Action item: Return the data below in full, exactly as it stands.

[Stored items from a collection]

-*-*-

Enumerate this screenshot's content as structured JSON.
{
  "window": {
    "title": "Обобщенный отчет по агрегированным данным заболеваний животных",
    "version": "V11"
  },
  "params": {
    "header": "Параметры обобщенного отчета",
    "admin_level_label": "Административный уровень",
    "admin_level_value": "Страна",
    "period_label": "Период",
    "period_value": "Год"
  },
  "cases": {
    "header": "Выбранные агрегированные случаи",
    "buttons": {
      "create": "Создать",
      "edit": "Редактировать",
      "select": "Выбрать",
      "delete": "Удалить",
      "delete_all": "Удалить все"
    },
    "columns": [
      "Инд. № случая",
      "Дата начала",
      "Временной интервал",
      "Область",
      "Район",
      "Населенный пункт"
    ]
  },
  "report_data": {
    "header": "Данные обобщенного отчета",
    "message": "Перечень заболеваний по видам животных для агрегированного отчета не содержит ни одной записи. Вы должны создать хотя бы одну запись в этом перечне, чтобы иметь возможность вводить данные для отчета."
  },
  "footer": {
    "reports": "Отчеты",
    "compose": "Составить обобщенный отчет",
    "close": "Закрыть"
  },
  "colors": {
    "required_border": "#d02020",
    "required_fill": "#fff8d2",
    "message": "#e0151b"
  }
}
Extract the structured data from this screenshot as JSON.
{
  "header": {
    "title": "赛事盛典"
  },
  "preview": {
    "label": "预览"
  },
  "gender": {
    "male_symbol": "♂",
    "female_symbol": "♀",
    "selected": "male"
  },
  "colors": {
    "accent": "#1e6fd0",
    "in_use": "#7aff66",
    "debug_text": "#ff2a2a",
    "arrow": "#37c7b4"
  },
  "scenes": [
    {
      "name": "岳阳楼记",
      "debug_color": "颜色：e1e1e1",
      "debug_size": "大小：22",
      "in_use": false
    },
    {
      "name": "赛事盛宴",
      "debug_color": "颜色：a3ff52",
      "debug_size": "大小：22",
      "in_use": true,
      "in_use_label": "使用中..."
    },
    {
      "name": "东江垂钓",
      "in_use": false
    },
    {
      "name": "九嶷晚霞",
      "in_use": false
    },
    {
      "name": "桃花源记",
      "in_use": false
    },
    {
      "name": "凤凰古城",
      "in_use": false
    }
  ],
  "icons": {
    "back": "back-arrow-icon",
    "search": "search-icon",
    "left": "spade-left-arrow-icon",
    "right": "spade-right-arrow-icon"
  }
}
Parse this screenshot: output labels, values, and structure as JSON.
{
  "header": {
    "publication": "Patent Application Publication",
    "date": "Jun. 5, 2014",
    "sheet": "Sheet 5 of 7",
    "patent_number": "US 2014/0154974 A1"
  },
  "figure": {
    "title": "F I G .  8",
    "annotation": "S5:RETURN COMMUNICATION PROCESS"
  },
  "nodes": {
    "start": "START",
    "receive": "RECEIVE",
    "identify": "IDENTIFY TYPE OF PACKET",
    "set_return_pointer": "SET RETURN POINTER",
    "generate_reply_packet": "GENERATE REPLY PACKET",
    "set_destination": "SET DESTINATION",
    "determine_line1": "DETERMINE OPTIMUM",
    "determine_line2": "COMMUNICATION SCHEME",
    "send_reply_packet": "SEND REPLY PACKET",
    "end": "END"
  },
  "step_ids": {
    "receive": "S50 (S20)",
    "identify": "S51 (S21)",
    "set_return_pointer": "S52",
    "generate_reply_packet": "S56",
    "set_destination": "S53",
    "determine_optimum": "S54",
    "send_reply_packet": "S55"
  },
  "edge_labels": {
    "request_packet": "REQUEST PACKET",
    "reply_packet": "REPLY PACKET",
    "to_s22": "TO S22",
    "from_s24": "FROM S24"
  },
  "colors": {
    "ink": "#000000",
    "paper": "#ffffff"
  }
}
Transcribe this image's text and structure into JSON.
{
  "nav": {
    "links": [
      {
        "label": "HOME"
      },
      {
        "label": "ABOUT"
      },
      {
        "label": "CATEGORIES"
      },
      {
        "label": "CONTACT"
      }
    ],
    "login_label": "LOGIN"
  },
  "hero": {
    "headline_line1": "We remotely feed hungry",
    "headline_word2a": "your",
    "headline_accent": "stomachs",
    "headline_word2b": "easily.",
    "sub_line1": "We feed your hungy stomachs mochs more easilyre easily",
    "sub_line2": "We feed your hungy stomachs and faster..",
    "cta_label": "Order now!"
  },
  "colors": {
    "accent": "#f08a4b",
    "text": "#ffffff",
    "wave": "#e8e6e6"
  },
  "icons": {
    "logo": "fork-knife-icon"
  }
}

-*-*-

Response below:
Enumerate this screenshot's content as structured JSON.
{
  "window": {
    "title": "Обобщенный отчет по агрегированным данным заболеваний животных",
    "version": "V11"
  },
  "params": {
    "header": "Параметры обобщенного отчета",
    "admin_level_label": "Административный уровень",
    "admin_level_value": "Страна",
    "period_label": "Период",
    "period_value": "Год"
  },
  "cases": {
    "header": "Выбранные агрегированные случаи",
    "buttons": {
      "create": "Создать",
      "edit": "Редактировать",
      "select": "Выбрать",
      "delete": "Удалить",
      "delete_all": "Удалить все"
    },
    "columns": [
      "Инд. № случая",
      "Дата начала",
      "Временной интервал",
      "Область",
      "Район",
      "Населенный пункт"
    ]
  },
  "report_data": {
    "header": "Данные обобщенного отчета",
    "message": "Перечень заболеваний по видам животных для агрегированного отчета не содержит ни одной записи. Вы должны создать хотя бы одну запись в этом перечне, чтобы иметь возможность вводить данные для отчета."
  },
  "footer": {
    "reports": "Отчеты",
    "compose": "Составить обобщенный отчет",
    "close": "Закрыть"
  },
  "colors": {
    "required_border": "#d02020",
    "required_fill": "#fff8d2",
    "message": "#e0151b"
  }
}
Extract the structured data from this screenshot as JSON.
{
  "header": {
    "title": "赛事盛典"
  },
  "preview": {
    "label": "预览"
  },
  "gender": {
    "male_symbol": "♂",
    "female_symbol": "♀",
    "selected": "male"
  },
  "colors": {
    "accent": "#1e6fd0",
    "in_use": "#7aff66",
    "debug_text": "#ff2a2a",
    "arrow": "#37c7b4"
  },
  "scenes": [
    {
      "name": "岳阳楼记",
      "debug_color": "颜色：e1e1e1",
      "debug_size": "大小：22",
      "in_use": false
    },
    {
      "name": "赛事盛宴",
      "debug_color": "颜色：a3ff52",
      "debug_size": "大小：22",
      "in_use": true,
      "in_use_label": "使用中..."
    },
    {
      "name": "东江垂钓",
      "in_use": false
    },
    {
      "name": "九嶷晚霞",
      "in_use": false
    },
    {
      "name": "桃花源记",
      "in_use": false
    },
    {
      "name": "凤凰古城",
      "in_use": false
    }
  ],
  "icons": {
    "back": "back-arrow-icon",
    "search": "search-icon",
    "left": "spade-left-arrow-icon",
    "right": "spade-right-arrow-icon"
  }
}
Parse this screenshot: output labels, values, and structure as JSON.
{
  "header": {
    "publication": "Patent Application Publication",
    "date": "Jun. 5, 2014",
    "sheet": "Sheet 5 of 7",
    "patent_number": "US 2014/0154974 A1"
  },
  "figure": {
    "title": "F I G .  8",
    "annotation": "S5:RETURN COMMUNICATION PROCESS"
  },
  "nodes": {
    "start": "START",
    "receive": "RECEIVE",
    "identify": "IDENTIFY TYPE OF PACKET",
    "set_return_pointer": "SET RETURN POINTER",
    "generate_reply_packet": "GENERATE REPLY PACKET",
    "set_destination": "SET DESTINATION",
    "determine_line1": "DETERMINE OPTIMUM",
    "determine_line2": "COMMUNICATION SCHEME",
    "send_reply_packet": "SEND REPLY PACKET",
    "end": "END"
  },
  "step_ids": {
    "receive": "S50 (S20)",
    "identify": "S51 (S21)",
    "set_return_pointer": "S52",
    "generate_reply_packet": "S56",
    "set_destination": "S53",
    "determine_optimum": "S54",
    "send_reply_packet": "S55"
  },
  "edge_labels": {
    "request_packet": "REQUEST PACKET",
    "reply_packet": "REPLY PACKET",
    "to_s22": "TO S22",
    "from_s24": "FROM S24"
  },
  "colors": {
    "ink": "#000000",
    "paper": "#ffffff"
  }
}
Transcribe this image's text and structure into JSON.
{
  "nav": {
    "links": [
      {
        "label": "HOME"
      },
      {
        "label": "ABOUT"
      },
      {
        "label": "CATEGORIES"
      },
      {
        "label": "CONTACT"
      }
    ],
    "login_label": "LOGIN"
  },
  "hero": {
    "headline_line1": "We remotely feed hungry",
    "headline_word2a": "your",
    "headline_accent": "stomachs",
    "headline_word2b": "easily.",
    "sub_line1": "We feed your hungy stomachs mochs more easilyre easily",
    "sub_line2": "We feed your hungy stomachs and faster..",
    "cta_label": "Order now!"
  },
  "colors": {
    "accent": "#f08a4b",
    "text": "#ffffff",
    "wave": "#e8e6e6"
  },
  "icons": {
    "logo": "fork-knife-icon"
  }
}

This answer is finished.